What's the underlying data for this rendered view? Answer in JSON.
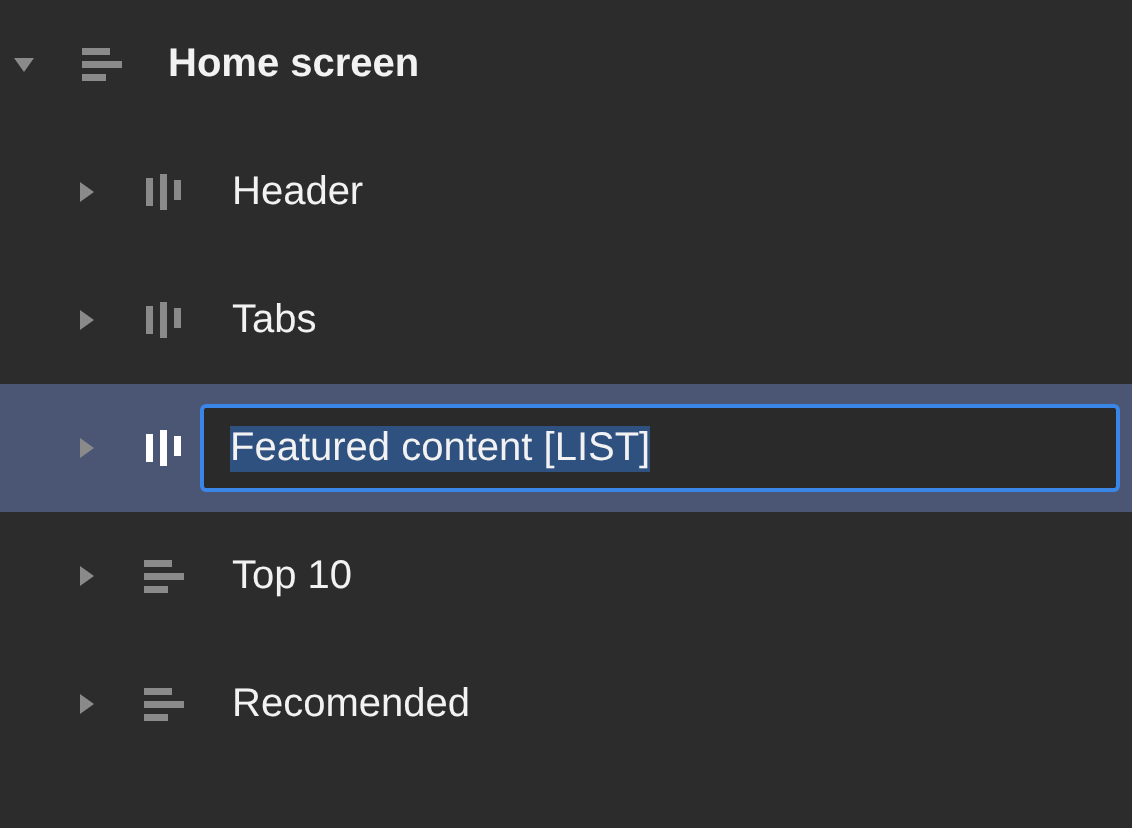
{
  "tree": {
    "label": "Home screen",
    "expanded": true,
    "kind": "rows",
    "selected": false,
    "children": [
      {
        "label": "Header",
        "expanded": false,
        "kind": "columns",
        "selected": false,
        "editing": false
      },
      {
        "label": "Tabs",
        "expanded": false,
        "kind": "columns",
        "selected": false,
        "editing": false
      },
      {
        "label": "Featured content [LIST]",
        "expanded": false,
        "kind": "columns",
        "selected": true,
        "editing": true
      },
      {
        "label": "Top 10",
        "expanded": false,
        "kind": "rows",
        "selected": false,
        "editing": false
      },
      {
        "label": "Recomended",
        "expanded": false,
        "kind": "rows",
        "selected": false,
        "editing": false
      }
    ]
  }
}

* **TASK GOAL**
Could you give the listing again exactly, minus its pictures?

* **ANSWER FOR THE TASK**
What's the underlying data for this rendered view? Answer in JSON.
{
  "tree": {
    "label": "Home screen",
    "expanded": true,
    "kind": "rows",
    "selected": false,
    "children": [
      {
        "label": "Header",
        "expanded": false,
        "kind": "columns",
        "selected": false,
        "editing": false
      },
      {
        "label": "Tabs",
        "expanded": false,
        "kind": "columns",
        "selected": false,
        "editing": false
      },
      {
        "label": "Featured content [LIST]",
        "expanded": false,
        "kind": "columns",
        "selected": true,
        "editing": true
      },
      {
        "label": "Top 10",
        "expanded": false,
        "kind": "rows",
        "selected": false,
        "editing": false
      },
      {
        "label": "Recomended",
        "expanded": false,
        "kind": "rows",
        "selected": false,
        "editing": false
      }
    ]
  }
}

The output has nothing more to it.